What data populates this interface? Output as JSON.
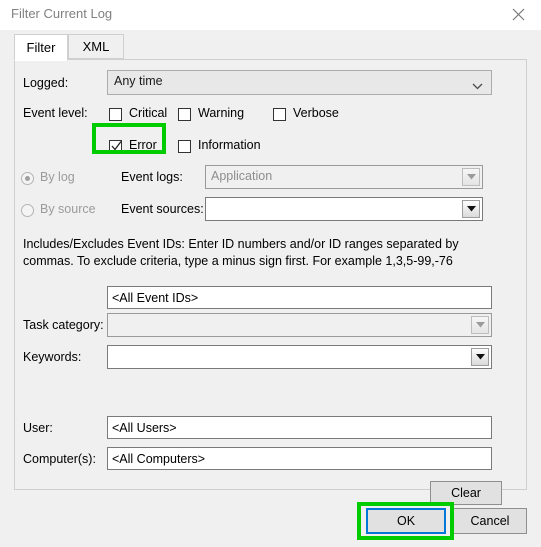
{
  "window": {
    "title": "Filter Current Log",
    "close_icon": "close-icon"
  },
  "tabs": [
    {
      "label": "Filter",
      "active": true
    },
    {
      "label": "XML",
      "active": false
    }
  ],
  "form": {
    "logged": {
      "label": "Logged:",
      "value": "Any time",
      "chevron_icon": "chevron-down-icon"
    },
    "event_level": {
      "label": "Event level:",
      "checkboxes": [
        {
          "label": "Critical",
          "checked": false
        },
        {
          "label": "Warning",
          "checked": false
        },
        {
          "label": "Verbose",
          "checked": false
        },
        {
          "label": "Error",
          "checked": true
        },
        {
          "label": "Information",
          "checked": false
        }
      ]
    },
    "source_mode": {
      "by_log": {
        "label": "By log",
        "selected": true,
        "disabled": true
      },
      "by_source": {
        "label": "By source",
        "selected": false,
        "disabled": true
      }
    },
    "event_logs": {
      "label": "Event logs:",
      "value": "Application",
      "disabled": true,
      "dropdown_icon": "caret-down-icon"
    },
    "event_sources": {
      "label": "Event sources:",
      "value": "",
      "disabled": false,
      "dropdown_icon": "caret-down-icon"
    },
    "help_text": "Includes/Excludes Event IDs: Enter ID numbers and/or ID ranges separated by commas. To exclude criteria, type a minus sign first. For example 1,3,5-99,-76",
    "event_ids": {
      "value": "<All Event IDs>"
    },
    "task_category": {
      "label": "Task category:",
      "value": "",
      "disabled": true,
      "dropdown_icon": "caret-down-icon"
    },
    "keywords": {
      "label": "Keywords:",
      "value": "",
      "disabled": false,
      "dropdown_icon": "caret-down-icon"
    },
    "user": {
      "label": "User:",
      "value": "<All Users>"
    },
    "computers": {
      "label": "Computer(s):",
      "value": "<All Computers>"
    },
    "clear_button": "Clear"
  },
  "footer": {
    "ok_button": "OK",
    "cancel_button": "Cancel"
  },
  "annotations": {
    "highlight_color": "#00cc00",
    "focus_color": "#0078d7",
    "targets": [
      "error-checkbox",
      "ok-button"
    ]
  }
}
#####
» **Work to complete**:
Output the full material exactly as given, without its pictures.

» **Completed task**:
What data populates this interface? Output as JSON.
{
  "window": {
    "title": "Filter Current Log",
    "close_icon": "close-icon"
  },
  "tabs": [
    {
      "label": "Filter",
      "active": true
    },
    {
      "label": "XML",
      "active": false
    }
  ],
  "form": {
    "logged": {
      "label": "Logged:",
      "value": "Any time",
      "chevron_icon": "chevron-down-icon"
    },
    "event_level": {
      "label": "Event level:",
      "checkboxes": [
        {
          "label": "Critical",
          "checked": false
        },
        {
          "label": "Warning",
          "checked": false
        },
        {
          "label": "Verbose",
          "checked": false
        },
        {
          "label": "Error",
          "checked": true
        },
        {
          "label": "Information",
          "checked": false
        }
      ]
    },
    "source_mode": {
      "by_log": {
        "label": "By log",
        "selected": true,
        "disabled": true
      },
      "by_source": {
        "label": "By source",
        "selected": false,
        "disabled": true
      }
    },
    "event_logs": {
      "label": "Event logs:",
      "value": "Application",
      "disabled": true,
      "dropdown_icon": "caret-down-icon"
    },
    "event_sources": {
      "label": "Event sources:",
      "value": "",
      "disabled": false,
      "dropdown_icon": "caret-down-icon"
    },
    "help_text": "Includes/Excludes Event IDs: Enter ID numbers and/or ID ranges separated by commas. To exclude criteria, type a minus sign first. For example 1,3,5-99,-76",
    "event_ids": {
      "value": "<All Event IDs>"
    },
    "task_category": {
      "label": "Task category:",
      "value": "",
      "disabled": true,
      "dropdown_icon": "caret-down-icon"
    },
    "keywords": {
      "label": "Keywords:",
      "value": "",
      "disabled": false,
      "dropdown_icon": "caret-down-icon"
    },
    "user": {
      "label": "User:",
      "value": "<All Users>"
    },
    "computers": {
      "label": "Computer(s):",
      "value": "<All Computers>"
    },
    "clear_button": "Clear"
  },
  "footer": {
    "ok_button": "OK",
    "cancel_button": "Cancel"
  },
  "annotations": {
    "highlight_color": "#00cc00",
    "focus_color": "#0078d7",
    "targets": [
      "error-checkbox",
      "ok-button"
    ]
  }
}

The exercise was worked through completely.